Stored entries

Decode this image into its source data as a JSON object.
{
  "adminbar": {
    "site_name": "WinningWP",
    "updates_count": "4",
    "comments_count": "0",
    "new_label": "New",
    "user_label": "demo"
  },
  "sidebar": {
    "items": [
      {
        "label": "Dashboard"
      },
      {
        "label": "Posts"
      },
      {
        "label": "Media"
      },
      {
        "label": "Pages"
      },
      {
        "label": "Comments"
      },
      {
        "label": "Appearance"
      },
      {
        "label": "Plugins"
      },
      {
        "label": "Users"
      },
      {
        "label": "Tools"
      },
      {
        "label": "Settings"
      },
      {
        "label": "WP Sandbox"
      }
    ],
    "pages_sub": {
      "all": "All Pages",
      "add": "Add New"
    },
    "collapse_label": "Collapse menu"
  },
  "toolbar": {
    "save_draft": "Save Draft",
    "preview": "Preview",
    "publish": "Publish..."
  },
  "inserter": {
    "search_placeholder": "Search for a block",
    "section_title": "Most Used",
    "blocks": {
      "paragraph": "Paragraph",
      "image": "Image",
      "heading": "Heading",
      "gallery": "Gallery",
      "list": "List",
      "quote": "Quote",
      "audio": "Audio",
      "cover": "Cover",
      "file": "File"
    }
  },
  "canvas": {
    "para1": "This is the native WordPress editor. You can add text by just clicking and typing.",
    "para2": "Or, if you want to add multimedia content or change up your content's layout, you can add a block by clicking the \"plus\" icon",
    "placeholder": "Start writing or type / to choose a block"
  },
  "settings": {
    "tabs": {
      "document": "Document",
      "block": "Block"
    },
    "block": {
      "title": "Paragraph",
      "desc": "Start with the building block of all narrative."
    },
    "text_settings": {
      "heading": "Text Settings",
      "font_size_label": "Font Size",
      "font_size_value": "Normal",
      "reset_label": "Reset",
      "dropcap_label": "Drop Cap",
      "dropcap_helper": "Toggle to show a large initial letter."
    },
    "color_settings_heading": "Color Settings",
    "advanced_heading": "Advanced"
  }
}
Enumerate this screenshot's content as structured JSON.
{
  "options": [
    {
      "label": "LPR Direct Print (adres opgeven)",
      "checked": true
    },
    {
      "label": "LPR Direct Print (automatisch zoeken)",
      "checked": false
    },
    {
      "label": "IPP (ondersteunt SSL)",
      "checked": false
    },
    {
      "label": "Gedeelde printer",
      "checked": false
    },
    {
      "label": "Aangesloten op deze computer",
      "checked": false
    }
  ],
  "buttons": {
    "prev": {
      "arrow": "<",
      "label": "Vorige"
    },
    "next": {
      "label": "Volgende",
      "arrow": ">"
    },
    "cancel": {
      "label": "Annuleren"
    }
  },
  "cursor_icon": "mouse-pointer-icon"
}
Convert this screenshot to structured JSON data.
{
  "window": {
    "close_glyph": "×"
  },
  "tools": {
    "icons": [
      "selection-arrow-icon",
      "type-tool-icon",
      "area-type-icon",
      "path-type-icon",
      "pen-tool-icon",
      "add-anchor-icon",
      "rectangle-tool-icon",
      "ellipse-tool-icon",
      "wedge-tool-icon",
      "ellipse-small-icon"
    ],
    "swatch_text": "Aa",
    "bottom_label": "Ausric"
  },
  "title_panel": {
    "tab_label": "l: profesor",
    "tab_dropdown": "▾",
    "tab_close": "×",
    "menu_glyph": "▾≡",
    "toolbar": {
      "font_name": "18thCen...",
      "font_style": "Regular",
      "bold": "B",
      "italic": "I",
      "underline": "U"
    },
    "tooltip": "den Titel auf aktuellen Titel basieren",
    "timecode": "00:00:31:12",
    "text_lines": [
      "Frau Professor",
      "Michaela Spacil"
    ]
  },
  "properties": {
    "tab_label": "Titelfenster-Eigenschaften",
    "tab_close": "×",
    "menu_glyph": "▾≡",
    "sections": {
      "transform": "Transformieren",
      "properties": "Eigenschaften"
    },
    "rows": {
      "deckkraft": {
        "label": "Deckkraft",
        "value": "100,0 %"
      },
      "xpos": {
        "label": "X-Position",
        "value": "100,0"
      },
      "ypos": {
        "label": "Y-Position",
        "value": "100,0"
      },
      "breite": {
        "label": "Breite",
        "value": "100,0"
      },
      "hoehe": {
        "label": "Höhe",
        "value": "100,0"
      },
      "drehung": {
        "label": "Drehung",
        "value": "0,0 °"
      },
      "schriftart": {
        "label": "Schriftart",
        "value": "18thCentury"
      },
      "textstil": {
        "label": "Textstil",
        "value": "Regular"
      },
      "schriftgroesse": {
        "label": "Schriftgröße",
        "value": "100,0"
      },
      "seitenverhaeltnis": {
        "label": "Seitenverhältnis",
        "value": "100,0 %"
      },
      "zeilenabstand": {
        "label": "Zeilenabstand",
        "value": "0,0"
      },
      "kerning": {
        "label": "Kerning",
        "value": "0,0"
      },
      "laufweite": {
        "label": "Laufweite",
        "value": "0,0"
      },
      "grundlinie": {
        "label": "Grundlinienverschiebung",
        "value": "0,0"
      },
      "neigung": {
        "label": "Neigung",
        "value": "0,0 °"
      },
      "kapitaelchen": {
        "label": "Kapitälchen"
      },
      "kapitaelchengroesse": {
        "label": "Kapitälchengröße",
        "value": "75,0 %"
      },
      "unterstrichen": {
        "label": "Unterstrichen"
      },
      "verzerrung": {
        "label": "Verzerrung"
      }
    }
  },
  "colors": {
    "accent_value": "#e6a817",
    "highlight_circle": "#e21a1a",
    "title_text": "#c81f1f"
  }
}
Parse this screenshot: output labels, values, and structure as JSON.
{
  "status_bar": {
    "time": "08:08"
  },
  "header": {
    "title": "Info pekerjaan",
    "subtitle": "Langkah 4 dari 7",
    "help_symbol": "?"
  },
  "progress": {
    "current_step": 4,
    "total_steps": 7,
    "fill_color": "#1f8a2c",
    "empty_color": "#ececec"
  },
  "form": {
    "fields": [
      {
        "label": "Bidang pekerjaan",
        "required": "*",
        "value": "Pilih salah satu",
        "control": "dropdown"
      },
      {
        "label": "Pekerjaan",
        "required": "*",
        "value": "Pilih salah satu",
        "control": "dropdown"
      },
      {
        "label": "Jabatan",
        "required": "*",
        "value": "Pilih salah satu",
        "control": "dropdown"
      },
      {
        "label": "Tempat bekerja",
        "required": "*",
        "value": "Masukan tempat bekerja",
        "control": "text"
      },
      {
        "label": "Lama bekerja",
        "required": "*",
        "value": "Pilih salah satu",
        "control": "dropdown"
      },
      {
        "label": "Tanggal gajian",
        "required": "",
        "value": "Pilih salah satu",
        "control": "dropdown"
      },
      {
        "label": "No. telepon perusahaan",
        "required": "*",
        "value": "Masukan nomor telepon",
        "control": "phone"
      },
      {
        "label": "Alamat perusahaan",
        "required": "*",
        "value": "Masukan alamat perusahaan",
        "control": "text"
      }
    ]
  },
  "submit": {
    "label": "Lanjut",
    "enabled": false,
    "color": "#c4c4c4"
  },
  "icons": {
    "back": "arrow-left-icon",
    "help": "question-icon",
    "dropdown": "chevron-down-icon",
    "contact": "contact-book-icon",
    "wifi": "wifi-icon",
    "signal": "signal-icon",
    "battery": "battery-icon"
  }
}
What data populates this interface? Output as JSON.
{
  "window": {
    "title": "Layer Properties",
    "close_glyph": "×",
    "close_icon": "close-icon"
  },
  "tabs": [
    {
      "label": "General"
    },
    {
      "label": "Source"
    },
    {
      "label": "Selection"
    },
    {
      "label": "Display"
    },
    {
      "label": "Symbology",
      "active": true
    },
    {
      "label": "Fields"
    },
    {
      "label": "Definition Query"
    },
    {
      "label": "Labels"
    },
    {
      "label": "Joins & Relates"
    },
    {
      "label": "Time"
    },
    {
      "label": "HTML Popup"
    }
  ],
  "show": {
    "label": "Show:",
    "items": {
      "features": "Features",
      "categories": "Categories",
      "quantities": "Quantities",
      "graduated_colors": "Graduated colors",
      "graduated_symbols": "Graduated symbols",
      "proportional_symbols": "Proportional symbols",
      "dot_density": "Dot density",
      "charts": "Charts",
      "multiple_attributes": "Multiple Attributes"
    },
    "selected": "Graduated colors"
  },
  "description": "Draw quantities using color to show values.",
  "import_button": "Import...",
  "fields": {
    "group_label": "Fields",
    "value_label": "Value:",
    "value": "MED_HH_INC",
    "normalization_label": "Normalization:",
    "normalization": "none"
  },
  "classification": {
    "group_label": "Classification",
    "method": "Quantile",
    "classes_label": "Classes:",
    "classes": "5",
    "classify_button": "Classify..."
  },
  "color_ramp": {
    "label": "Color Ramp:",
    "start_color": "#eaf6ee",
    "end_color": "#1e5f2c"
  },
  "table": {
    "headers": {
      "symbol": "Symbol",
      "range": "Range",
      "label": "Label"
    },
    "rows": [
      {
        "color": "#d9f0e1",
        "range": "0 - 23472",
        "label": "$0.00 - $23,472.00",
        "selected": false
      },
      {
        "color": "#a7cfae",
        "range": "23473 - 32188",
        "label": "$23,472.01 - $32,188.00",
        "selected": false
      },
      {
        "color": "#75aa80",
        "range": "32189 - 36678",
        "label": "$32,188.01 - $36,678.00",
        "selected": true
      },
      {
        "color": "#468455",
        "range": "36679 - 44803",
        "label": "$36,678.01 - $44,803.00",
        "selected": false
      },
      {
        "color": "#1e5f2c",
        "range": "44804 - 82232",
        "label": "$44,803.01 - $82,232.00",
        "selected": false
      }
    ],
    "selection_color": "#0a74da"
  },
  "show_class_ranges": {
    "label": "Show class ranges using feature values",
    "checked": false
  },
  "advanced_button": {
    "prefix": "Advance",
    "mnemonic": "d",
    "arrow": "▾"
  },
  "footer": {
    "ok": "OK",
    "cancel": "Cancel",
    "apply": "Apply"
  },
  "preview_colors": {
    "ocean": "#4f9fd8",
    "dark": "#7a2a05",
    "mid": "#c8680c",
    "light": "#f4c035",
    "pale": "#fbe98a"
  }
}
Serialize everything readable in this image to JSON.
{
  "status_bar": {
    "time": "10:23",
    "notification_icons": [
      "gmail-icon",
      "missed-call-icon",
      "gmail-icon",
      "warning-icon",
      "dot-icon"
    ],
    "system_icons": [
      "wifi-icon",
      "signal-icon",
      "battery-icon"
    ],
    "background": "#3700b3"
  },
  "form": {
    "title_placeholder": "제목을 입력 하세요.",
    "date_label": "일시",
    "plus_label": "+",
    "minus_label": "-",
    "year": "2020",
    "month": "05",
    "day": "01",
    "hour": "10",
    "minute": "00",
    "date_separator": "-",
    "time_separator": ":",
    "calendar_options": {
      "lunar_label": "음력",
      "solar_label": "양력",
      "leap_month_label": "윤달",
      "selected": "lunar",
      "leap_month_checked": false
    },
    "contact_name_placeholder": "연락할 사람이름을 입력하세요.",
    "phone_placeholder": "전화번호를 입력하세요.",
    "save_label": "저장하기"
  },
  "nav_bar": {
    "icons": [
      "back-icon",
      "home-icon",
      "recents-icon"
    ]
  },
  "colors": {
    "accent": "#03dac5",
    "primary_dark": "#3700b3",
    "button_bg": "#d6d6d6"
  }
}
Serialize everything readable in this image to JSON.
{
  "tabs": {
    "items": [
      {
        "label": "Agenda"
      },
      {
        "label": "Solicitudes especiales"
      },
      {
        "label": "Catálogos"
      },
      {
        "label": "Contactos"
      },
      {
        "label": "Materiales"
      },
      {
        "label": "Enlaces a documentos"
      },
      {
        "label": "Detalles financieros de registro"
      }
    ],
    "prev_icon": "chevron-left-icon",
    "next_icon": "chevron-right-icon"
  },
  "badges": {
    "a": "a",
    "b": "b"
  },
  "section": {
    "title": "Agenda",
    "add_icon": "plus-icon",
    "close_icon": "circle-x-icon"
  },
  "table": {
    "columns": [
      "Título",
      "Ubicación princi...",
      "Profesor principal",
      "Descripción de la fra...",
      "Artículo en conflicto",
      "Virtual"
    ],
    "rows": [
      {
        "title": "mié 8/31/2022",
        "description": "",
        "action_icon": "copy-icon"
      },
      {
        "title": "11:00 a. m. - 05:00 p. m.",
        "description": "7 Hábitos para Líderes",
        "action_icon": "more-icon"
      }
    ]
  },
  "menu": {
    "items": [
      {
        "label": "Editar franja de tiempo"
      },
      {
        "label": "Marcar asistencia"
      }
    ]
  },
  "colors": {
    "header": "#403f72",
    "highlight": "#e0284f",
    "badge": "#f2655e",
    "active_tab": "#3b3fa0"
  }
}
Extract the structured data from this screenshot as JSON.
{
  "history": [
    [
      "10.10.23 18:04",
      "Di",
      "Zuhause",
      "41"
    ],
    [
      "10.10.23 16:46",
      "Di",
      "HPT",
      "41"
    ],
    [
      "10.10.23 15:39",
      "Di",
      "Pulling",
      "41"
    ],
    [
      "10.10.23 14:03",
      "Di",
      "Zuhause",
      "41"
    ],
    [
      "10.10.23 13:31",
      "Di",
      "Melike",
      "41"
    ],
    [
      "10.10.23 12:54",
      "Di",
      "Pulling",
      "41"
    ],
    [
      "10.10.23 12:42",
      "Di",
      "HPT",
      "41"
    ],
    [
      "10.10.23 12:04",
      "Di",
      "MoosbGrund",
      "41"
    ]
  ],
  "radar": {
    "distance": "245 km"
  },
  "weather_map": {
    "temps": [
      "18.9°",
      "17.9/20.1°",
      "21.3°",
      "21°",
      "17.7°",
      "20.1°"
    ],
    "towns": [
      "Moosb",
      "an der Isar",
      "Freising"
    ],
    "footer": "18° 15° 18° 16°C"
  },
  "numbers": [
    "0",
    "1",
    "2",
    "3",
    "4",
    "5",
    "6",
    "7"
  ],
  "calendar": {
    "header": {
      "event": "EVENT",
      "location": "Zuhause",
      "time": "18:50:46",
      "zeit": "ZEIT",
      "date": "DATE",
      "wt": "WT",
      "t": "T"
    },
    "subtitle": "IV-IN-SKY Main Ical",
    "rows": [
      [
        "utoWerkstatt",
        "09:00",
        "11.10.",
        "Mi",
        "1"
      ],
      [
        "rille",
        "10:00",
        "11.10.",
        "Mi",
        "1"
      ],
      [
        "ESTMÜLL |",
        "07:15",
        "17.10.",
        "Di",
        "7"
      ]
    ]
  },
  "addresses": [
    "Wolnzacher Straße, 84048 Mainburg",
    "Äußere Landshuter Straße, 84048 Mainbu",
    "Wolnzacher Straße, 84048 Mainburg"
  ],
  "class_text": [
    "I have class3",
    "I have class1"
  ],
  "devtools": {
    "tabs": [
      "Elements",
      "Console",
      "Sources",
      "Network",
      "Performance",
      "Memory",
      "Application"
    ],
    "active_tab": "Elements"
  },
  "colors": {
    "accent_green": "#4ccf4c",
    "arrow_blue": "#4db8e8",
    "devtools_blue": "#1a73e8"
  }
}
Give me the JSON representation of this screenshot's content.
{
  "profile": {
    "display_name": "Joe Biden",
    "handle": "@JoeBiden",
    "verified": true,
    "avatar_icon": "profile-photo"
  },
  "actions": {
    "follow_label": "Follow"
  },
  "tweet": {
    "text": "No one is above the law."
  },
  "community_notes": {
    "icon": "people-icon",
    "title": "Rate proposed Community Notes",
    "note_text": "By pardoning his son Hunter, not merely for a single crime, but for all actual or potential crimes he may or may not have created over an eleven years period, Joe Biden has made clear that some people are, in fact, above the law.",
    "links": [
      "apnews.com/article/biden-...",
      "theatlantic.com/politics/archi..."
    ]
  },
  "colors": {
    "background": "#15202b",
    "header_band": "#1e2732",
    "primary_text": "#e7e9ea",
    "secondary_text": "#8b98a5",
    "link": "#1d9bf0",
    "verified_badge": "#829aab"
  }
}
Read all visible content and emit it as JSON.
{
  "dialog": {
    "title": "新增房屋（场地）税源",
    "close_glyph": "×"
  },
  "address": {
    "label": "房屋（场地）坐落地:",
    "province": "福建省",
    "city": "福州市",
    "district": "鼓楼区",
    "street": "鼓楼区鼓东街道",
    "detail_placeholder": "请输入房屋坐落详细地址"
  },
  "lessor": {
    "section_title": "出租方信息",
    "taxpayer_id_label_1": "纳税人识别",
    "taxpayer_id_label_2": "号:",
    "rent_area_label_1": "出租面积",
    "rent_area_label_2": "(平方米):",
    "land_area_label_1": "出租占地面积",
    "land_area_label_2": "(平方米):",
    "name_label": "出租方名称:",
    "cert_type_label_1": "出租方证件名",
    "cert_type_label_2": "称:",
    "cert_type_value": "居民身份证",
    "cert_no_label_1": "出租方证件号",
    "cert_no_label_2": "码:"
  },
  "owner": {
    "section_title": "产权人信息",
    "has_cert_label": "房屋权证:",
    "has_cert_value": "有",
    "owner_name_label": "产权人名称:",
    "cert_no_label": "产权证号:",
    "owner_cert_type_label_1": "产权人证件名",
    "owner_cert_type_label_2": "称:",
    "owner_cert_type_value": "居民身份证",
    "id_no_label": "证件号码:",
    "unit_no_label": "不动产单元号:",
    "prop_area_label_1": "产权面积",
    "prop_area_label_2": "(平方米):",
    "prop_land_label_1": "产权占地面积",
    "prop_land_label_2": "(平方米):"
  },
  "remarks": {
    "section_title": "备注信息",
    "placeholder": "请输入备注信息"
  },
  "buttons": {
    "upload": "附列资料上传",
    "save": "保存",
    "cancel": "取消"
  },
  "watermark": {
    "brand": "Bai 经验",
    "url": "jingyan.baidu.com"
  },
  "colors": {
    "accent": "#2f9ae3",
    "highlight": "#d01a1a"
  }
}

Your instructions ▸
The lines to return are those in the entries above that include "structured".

Task response ▸
Enumerate this screenshot's content as structured JSON.
Convert this screenshot to structured JSON data.
Extract the structured data from this screenshot as JSON.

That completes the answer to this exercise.